The Amended Bill of Impeachment, specifically count nine (9) thereof, averred that the Supreme Court was manipulated in dismissing the appeal in the Constance’s case which, according to the House of Representatives, could not traditionally and customarily be dismissed. The head of the Supreme Court now the 1st Respondent who participated and signed the judgment in the Constance Case subject of the Bill of Impeachment certainly cannot preside over the trial growing out said Bill of Impeachment as he is conflicted, the associated justice maintained.

He pointed out that as to count eight (8) above, Movant says that Judicial Cannon Twenty Five provides that a judge should be mindful of his duty in the application of general law to particular instances, that our governance is that of law and not of man, and that he violates his duty as an administrator of justice under such system if he seeks to do what he may personally consider substantial justice in a particular case and disregard the general law as he knows it to be binding on him. So, if the Chief Justice deviated from the general law in the Constance case contrary to, and in violation of the Judicial Cannon mentioned herein, Movant submits that a fair and impartial proceedings will not be conducted under the presiding-ship of the Chief Justice, Respondent herein.

He the added that Article 90 (a) of the 1986 Constitution of the Republic of Liberia provides that no person whether elected or appoint to any public office shall engage in any other activity which shall be against public policy, or constitute conflict of interest. Accordingly, Respondent having signed the judgment, which judgment is one (1) of the grounds for the impeachment of Movant, is constitutionally prohibited to preside over the impeachment proceedings of Movant. Movant submits that it is certainly conflict of interest and against public policy for Respondent to sit on the impeachment proceedings of Movant, Respondent having acted and participated in a judgment, the outcome of which is one (1) of the grounds for which Movant impeachment and removal from office is being sought.

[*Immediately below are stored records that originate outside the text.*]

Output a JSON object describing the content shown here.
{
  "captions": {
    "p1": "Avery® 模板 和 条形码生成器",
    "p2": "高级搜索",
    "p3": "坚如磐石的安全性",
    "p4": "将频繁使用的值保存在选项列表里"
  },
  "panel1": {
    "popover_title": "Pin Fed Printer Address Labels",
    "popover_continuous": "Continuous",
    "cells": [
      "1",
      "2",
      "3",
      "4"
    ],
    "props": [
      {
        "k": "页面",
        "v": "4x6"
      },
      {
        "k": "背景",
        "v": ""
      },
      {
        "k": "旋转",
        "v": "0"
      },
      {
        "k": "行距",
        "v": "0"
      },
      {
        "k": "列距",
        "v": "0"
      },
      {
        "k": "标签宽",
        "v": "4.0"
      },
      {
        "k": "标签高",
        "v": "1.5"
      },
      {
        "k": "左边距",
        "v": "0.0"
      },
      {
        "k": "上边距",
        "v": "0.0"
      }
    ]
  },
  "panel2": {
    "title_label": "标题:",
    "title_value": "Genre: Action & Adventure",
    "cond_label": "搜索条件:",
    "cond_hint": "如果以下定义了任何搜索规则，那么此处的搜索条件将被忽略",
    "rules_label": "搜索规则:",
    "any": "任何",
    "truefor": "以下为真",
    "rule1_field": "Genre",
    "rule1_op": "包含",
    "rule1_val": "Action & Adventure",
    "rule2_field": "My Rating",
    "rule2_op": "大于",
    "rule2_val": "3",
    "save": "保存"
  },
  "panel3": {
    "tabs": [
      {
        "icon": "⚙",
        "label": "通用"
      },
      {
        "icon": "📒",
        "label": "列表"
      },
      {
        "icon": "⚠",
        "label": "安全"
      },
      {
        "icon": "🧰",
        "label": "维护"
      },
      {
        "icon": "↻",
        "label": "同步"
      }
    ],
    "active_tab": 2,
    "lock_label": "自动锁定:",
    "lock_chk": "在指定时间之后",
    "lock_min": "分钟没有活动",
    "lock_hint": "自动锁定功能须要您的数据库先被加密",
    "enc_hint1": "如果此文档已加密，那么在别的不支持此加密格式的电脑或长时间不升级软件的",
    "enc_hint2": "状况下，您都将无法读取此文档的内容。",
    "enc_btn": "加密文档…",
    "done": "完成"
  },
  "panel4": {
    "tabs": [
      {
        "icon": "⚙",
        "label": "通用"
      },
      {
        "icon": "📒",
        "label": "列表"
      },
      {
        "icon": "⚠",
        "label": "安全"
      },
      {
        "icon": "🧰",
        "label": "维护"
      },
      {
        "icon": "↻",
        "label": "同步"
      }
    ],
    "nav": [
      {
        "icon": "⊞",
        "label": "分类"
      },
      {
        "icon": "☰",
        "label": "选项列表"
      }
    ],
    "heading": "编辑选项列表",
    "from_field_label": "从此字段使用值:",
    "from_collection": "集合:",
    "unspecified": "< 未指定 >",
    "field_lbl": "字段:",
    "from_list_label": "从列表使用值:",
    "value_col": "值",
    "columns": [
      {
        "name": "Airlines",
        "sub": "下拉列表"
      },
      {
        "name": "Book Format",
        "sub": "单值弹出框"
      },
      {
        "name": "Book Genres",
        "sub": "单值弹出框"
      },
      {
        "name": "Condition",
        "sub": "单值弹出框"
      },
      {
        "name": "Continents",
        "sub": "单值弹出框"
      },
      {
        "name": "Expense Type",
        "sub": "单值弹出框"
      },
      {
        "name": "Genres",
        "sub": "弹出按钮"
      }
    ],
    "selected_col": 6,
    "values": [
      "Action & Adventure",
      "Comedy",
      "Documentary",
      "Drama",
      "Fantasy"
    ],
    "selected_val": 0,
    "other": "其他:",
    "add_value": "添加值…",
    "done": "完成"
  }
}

Wherefore and in view of the foregoing, Movant prays that Your Honor will recuse yourself from presiding over these impeachment Proceedings in the interest of justice and fair play as the law in this jurisdiction dictates, and grant unto Movant any and all further relief as the law, justice and equity demand in the premises.